I folded up a flap that covers the memory-card slots and left my slide show playing for a while on my kitchen counter. It worked like a digital picture frame, for the most part. If the A826 isn’t used for about 10 minutes, it will automatically switch into slide-show mode — a feature I found useful for moments when I didn’t remember that I left it on. This automatic slide show switches over to a black screen after about an hour, though programmed slide shows stay on until turned off.
Touching the screen when an image appears, mid-slide show, will pause the slide show for editing or printing. I used my finger to do simple editing, and most options are offered in large touch-screen buttons, though in more than one instance I had to press buttons with my finger a few times to get them to work. A small white stylus helped, especially for drawing on photos.
I drew cartoon bubbles coming out of people’s mouths and wrote little messages like, “Hey y’all!” bubbling from a Texan friend in a shot from her trip to Europe. These touches can be done in different colors and line thicknesses, and mistakes can easily be erased. They looked good on-screen, but when printed, turned pixilated and detracted from the photo.
I tried some more normal photo editing, such as cropping photos, enhancing a photo’s brightness and removing red eye. The last of these options didn’t work so well in my photos, seeming to leave eyes glowing on the screen. When I printed these shots for the sake of testing, I realized that red eye was actually removed in almost all instances. But this is confusing for users who don’t want to waste ink and paper finding out whether or not the image was corrected.
I found the A826’s most useful photo-enhancing option to be the ability to add captions to shots. These can be entered by using an on-screen keyboard, choosing from five fonts and six colors. The caption can be dragged around the screen to test where it will look best. These typed fonts looked professional and neat, especially compared with my own drawn-on editing.
Printing on the HP Photosmart A826 worked without a problem. It comes with five 5-by-7-inch sheets of paper enough ink for 20 4-by-6-inch prints. Value packs of paper and ink for 120 4-by-6-inch prints cost $35. The printer automatically detects whether it’s loaded with photo paper measuring 5-by-7 or 4-by-6 inches, and prints accordingly. A 5-by-7-inch shot takes a bit longer to print, but looked rather good.
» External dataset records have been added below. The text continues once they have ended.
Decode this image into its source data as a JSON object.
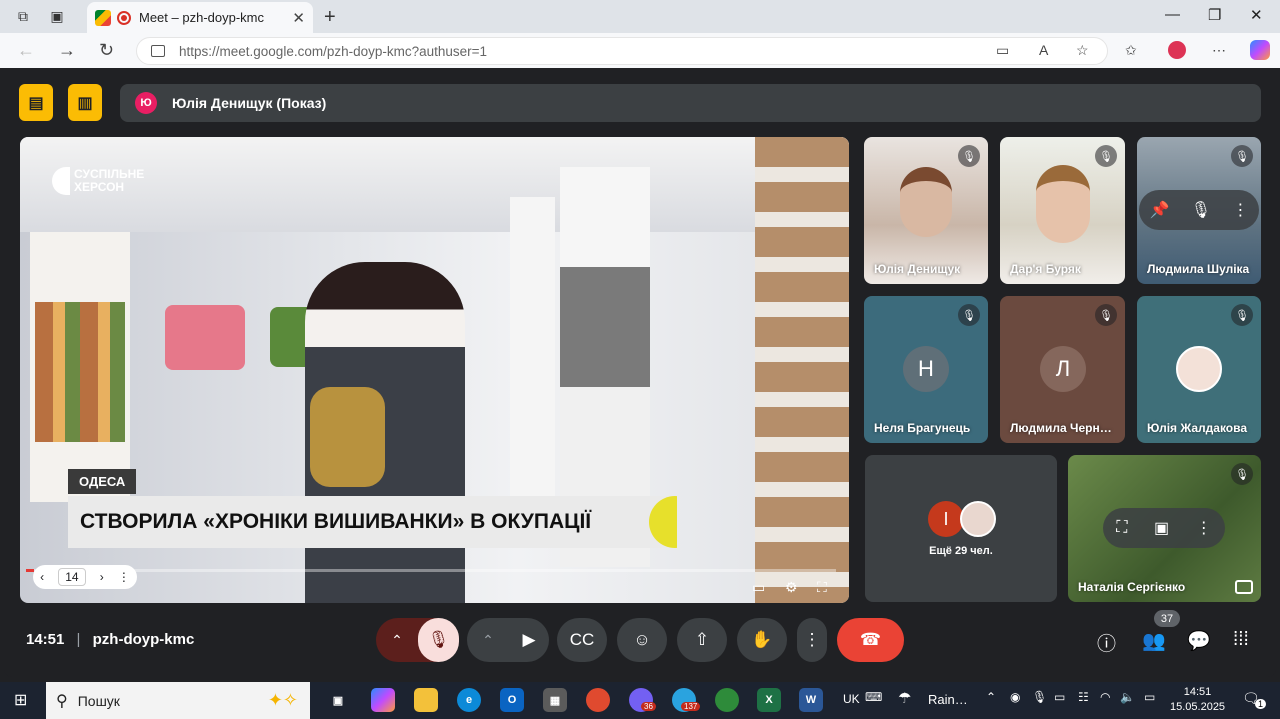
{
  "browser": {
    "tab_title": "Meet – pzh-doyp-kmc",
    "url_domain": "https://meet.google.com",
    "url_path": "/pzh-doyp-kmc?authuser=1"
  },
  "meet": {
    "presenter_initial": "Ю",
    "presenter_label": "Юлія Денищук (Показ)",
    "video": {
      "logo_line1": "СУСПІЛЬНЕ",
      "logo_line2": "ХЕРСОН",
      "city": "ОДЕСА",
      "headline": "СТВОРИЛА «ХРОНІКИ ВИШИВАНКИ» В ОКУПАЦІЇ",
      "page_number": "14"
    },
    "participants": [
      {
        "name": "Юлія Денищук"
      },
      {
        "name": "Дар'я Буряк"
      },
      {
        "name": "Людмила Шуліка"
      },
      {
        "name": "Неля Брагунець",
        "initial": "Н"
      },
      {
        "name": "Людмила Черн…",
        "initial": "Л"
      },
      {
        "name": "Юлія Жалдакова"
      },
      {
        "name": "Наталія Сергієнко"
      }
    ],
    "more": {
      "initial": "І",
      "label": "Ещё 29 чел."
    },
    "time": "14:51",
    "meeting_code": "pzh-doyp-kmc",
    "participants_count": "37"
  },
  "taskbar": {
    "search_placeholder": "Пошук",
    "lang": "UK",
    "weather": "Rain…",
    "clock_time": "14:51",
    "clock_date": "15.05.2025",
    "notif_count": "1",
    "badges": {
      "viber": "36",
      "telegram": "137"
    }
  },
  "colors": {
    "accent_yellow": "#fbbc04",
    "end_call": "#ea4335",
    "mute_red": "#f9dedc"
  }
}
The HP Photosmart A826 seems like it was designed with good intentions, and its large touchscreen is an improvement all on its own. But too many features of this device didn’t work the way they should, from red eyes that didn’t appear fixed on-screen to the touchscreen that didn’t always respond right away. H-P will find an eager audience with this home photo kiosk, but it needs improvement.
Edited by Walter S. Mossberg